Lecture Details :
Principles of Evolution, Ecology and Behavior (EEB 122)
Sexual selection is a component of natural selection in which mating success is traded for survival. Natural selection is not necessarily survival of the fittest, but reproduction of the fittest. Sexual dimorphism is a product of sexual selection. In intersexual selection, a sex chooses a mate. In intrasexual selection, individuals of one sex compete among themselves for access to mates. Often honest, costly signals are used to help the sex that chooses make decisions.
00:00 - Chapter 1. Introduction
06:53 - Chapter 2. Competing and Choosing
13:11 - Chapter 3. Competition with Sexual Dimorphism
27:29 - Chapter 4. Honest, Costly Signaling
35:55 - Chapter 5. Selection through Perception and Polyandry
43:35 - Chapter 6. Summary
Complete course materials are available at the Open Yale Courses website: http://open.yale.edu/courses
This course was recorded in Spring 2009.
Course Description :
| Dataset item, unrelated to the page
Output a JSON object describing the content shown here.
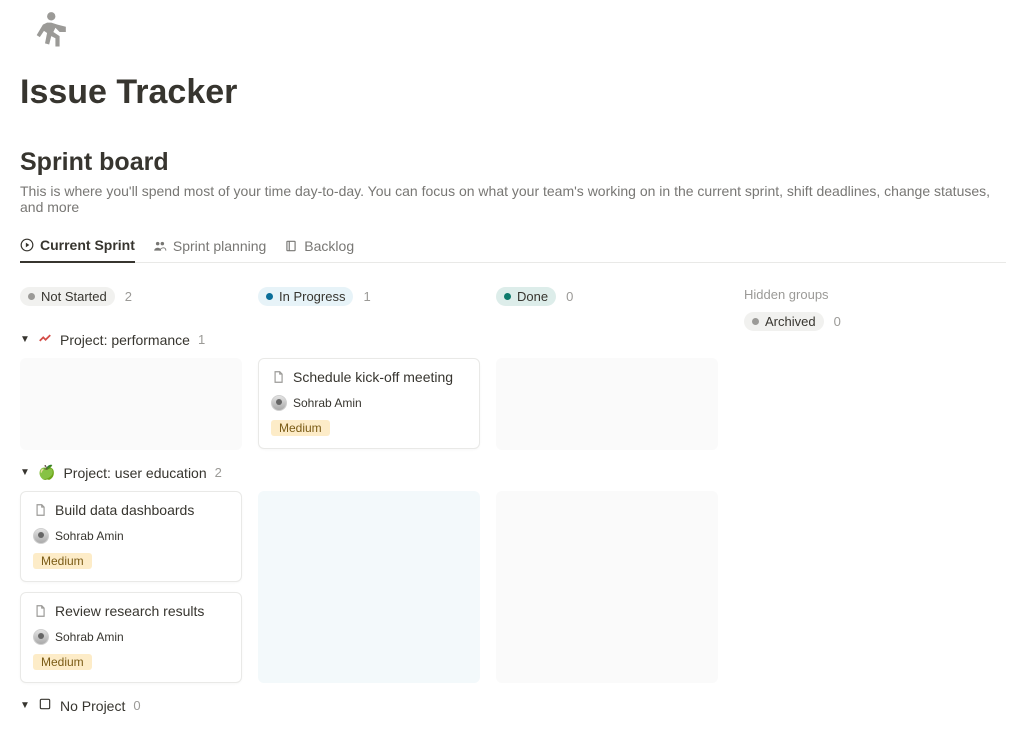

The Nature of Evolution: Selection, Inheritance, and History - Basic Transmission Genetics - Adaptive Evolution: Natural Selection - Neutral Evolution: Genetic Drift - How Selection Changes the Genetic Composition of Population - The Origin and Maintenance of Genetic Variation - The Importance of Development in Evolution - The Expression of Variation: Reaction Norms - The Evolution of Sex - Genomic Conflict - Life History Evolution - Sex Allocation - Sexual Selection - Species and Speciation - Phylogeny and Systematics - Comparative Methods: Trees, Maps, and Traits - Key Events in Evolution - Major Events in the Geological Theatre - The Fossil Record and Life's History - Coevolution - Evolutionary Medicine - The Impact of Evolutionary Thought on the Social Sciences - The Logic of Science - Climate and the Distribution of Life on Earth - Interactions with the Physical Environment - Population Growth: Density Effects - Interspecific Competition - Ecological Communities - Island Biogeography and Invasive Species - Energy and Matter in Ecosystems - Why So Many Species? The Factors Affecting Biodiversity - Economic Decisions for the Foraging Individual - Evolutionary Game Theory: Fighting and Contests - Mating Systems and Parental Care - Alternative Breeding Strategies - Selfishness and Altruism